Banks Say Tackle Climate Change or Face the Consequences

Banks Say Tackle Climate Change or Face the Consequences

Oct. 14, 2002 - Natural disasters driven by climate change could wreak havoc across the world’s stock markets and financial sectors, annually costing US$150 billion in the next 10 years, says a group of nearly 300 financial organizations.

The United Nations Environment Programme (UNEP) Finance Initiatives, which consists of 295 banks, insurance firms and investment companies from around the world, is calling on governments and the financial sector to take climate change seriously or face the consequences.

The financial industry not only needs to take the effects on business of a carbon constrained future into account, it also has an obligation to contribute to finding a solution using their investment and business expertise, says John H Fitzpatrick, Chief Financial Officer and member of the Executive Board of global re-insurer Swiss Re. "The problems associated with environmental disasters quickly become measured in dollars and cents," said Fitzpatrick.

The financial services sector currently has US$26 trillion in assets under management, giving it considerable clout.

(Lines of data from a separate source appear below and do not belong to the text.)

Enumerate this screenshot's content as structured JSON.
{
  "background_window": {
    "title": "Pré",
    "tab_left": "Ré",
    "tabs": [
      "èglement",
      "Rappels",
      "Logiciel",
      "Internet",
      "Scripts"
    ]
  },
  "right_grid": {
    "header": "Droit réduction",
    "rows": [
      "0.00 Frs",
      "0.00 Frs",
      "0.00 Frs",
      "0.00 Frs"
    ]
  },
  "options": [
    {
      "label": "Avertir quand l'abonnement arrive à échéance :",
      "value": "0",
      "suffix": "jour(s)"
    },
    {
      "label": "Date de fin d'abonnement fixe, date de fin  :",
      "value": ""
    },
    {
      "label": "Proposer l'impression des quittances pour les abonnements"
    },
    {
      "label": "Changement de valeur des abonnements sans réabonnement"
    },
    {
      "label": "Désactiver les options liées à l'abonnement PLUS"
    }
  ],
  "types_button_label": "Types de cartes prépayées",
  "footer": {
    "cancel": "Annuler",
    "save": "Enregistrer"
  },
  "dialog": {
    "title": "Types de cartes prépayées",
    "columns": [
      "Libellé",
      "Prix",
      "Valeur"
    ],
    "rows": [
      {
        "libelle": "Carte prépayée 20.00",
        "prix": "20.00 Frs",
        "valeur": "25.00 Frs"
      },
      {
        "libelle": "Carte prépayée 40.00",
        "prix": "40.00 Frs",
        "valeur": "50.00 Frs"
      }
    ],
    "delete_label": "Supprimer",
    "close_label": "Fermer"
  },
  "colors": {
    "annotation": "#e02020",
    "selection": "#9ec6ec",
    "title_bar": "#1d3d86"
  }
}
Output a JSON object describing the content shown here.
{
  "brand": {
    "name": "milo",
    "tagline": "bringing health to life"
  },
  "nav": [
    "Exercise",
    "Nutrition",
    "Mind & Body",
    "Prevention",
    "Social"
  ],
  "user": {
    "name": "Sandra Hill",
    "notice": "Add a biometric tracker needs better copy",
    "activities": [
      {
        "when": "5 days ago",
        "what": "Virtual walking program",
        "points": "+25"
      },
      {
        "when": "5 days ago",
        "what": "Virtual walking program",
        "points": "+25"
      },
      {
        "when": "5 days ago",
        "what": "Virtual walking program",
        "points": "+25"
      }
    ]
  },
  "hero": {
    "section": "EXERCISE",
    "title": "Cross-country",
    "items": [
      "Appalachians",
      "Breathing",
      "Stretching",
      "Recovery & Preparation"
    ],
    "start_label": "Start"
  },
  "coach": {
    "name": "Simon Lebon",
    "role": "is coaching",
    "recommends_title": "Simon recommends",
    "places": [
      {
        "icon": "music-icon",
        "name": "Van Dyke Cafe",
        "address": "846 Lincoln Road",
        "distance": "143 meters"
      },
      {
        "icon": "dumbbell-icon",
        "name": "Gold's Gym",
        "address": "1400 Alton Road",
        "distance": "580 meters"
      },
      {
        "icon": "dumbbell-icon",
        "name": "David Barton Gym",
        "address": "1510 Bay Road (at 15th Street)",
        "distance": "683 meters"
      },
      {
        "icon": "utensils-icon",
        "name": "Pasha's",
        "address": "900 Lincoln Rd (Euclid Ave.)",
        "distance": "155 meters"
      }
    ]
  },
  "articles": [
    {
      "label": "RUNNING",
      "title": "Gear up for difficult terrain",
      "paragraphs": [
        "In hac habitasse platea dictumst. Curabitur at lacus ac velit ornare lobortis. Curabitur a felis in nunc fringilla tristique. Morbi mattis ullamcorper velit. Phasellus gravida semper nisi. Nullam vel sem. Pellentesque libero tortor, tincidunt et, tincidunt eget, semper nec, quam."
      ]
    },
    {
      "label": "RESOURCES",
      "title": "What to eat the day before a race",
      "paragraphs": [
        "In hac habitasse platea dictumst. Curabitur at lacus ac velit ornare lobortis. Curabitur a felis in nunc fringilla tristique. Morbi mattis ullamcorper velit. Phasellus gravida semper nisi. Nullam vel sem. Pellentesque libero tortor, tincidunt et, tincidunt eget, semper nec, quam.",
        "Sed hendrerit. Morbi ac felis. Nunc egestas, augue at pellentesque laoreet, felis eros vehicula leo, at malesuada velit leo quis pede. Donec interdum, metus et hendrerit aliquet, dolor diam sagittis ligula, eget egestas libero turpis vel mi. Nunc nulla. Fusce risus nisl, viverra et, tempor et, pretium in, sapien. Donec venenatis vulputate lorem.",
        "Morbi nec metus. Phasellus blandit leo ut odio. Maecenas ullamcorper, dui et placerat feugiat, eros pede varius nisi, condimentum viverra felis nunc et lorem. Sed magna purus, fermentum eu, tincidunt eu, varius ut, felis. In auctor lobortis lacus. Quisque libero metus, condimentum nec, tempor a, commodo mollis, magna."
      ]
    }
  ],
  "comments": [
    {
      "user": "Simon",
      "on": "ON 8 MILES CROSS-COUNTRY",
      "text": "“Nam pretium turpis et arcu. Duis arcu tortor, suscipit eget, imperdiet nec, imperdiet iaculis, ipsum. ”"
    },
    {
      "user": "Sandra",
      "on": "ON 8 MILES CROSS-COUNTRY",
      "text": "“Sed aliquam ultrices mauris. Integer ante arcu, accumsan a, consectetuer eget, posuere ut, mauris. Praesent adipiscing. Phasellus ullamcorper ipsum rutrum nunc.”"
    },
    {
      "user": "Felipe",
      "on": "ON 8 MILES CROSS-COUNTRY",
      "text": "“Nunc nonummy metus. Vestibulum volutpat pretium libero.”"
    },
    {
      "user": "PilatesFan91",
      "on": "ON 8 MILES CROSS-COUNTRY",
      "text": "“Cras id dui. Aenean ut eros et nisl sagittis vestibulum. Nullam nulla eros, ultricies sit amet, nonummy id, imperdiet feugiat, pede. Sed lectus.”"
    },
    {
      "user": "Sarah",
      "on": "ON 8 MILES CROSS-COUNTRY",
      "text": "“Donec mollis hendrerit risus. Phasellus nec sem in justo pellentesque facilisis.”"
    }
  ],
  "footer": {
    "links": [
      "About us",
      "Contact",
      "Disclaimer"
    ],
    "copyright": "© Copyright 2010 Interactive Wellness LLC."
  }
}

Assistance can be given through leading companies by example – for instance, with the financial sector reporting on their greenhouse gas emissions; by providing services that promote emission reductions; and by raising awareness.

Solutions could include commercial banks fully pricing risks from climate change in loan agreements, and giving incentives to schemes that encourage energy efficiency or cleaner fuels. Asset managers should also request information on carbon emissions from the companies in which they invest.

Last year, the UK’s Chartered Insurance Institute, which has 60,000 members within the industry, called for firms to make use of their power over oil companies in order to aid Kyoto Protocol initiatives. Insurance companies have started to take note of the effects of climate change, with the German Munich Reinsurance Group recently announcing increasing its premiums partly due to changes in the climate.

Fortunately, there are opportunities that financial organisations can take advantage of, say the Financial Initiatives members. One of these is the growing market in greenhouse gases, which could be worth as much as US$2 trillion every year by 2012. The market for clean energy could also be as much as US$1.9 trillion by 2020, says the report.

In September, edie reported that a leading European investment company had criticised banks for failing to assess environmental risks of projects and companies requiring funding.

The full UNEP Finance Initiatives report is available to download from the UNEP Finance Initiatives Web site.